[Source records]
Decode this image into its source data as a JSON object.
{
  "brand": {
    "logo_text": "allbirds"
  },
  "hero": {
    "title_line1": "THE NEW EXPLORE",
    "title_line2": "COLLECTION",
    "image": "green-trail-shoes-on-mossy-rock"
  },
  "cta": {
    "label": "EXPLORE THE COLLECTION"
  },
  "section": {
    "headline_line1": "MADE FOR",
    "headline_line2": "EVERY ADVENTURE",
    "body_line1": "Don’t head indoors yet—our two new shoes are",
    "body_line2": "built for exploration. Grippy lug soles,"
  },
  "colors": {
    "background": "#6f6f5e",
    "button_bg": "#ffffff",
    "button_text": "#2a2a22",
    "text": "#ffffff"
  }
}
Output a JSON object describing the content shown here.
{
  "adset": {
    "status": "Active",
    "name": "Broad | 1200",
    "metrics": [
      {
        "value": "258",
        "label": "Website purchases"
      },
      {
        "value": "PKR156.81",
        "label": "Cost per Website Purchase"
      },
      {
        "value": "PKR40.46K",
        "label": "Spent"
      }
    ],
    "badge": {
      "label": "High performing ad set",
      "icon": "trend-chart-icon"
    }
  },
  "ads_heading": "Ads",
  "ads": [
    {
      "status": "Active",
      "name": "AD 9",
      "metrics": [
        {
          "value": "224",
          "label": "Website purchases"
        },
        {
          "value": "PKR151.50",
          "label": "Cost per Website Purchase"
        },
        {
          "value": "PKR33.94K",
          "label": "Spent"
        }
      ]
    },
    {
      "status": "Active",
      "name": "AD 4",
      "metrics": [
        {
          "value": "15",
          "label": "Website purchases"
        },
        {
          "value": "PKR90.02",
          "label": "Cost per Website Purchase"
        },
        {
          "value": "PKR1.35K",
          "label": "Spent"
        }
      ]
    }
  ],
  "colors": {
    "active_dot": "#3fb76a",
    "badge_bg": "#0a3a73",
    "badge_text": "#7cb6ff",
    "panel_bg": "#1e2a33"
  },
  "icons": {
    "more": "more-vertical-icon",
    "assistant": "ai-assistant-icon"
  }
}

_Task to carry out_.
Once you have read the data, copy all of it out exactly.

_Answer to this task_.
Decode this image into its source data as a JSON object.
{
  "brand": {
    "logo_text": "allbirds"
  },
  "hero": {
    "title_line1": "THE NEW EXPLORE",
    "title_line2": "COLLECTION",
    "image": "green-trail-shoes-on-mossy-rock"
  },
  "cta": {
    "label": "EXPLORE THE COLLECTION"
  },
  "section": {
    "headline_line1": "MADE FOR",
    "headline_line2": "EVERY ADVENTURE",
    "body_line1": "Don’t head indoors yet—our two new shoes are",
    "body_line2": "built for exploration. Grippy lug soles,"
  },
  "colors": {
    "background": "#6f6f5e",
    "button_bg": "#ffffff",
    "button_text": "#2a2a22",
    "text": "#ffffff"
  }
}
Output a JSON object describing the content shown here.
{
  "adset": {
    "status": "Active",
    "name": "Broad | 1200",
    "metrics": [
      {
        "value": "258",
        "label": "Website purchases"
      },
      {
        "value": "PKR156.81",
        "label": "Cost per Website Purchase"
      },
      {
        "value": "PKR40.46K",
        "label": "Spent"
      }
    ],
    "badge": {
      "label": "High performing ad set",
      "icon": "trend-chart-icon"
    }
  },
  "ads_heading": "Ads",
  "ads": [
    {
      "status": "Active",
      "name": "AD 9",
      "metrics": [
        {
          "value": "224",
          "label": "Website purchases"
        },
        {
          "value": "PKR151.50",
          "label": "Cost per Website Purchase"
        },
        {
          "value": "PKR33.94K",
          "label": "Spent"
        }
      ]
    },
    {
      "status": "Active",
      "name": "AD 4",
      "metrics": [
        {
          "value": "15",
          "label": "Website purchases"
        },
        {
          "value": "PKR90.02",
          "label": "Cost per Website Purchase"
        },
        {
          "value": "PKR1.35K",
          "label": "Spent"
        }
      ]
    }
  ],
  "colors": {
    "active_dot": "#3fb76a",
    "badge_bg": "#0a3a73",
    "badge_text": "#7cb6ff",
    "panel_bg": "#1e2a33"
  },
  "icons": {
    "more": "more-vertical-icon",
    "assistant": "ai-assistant-icon"
  }
}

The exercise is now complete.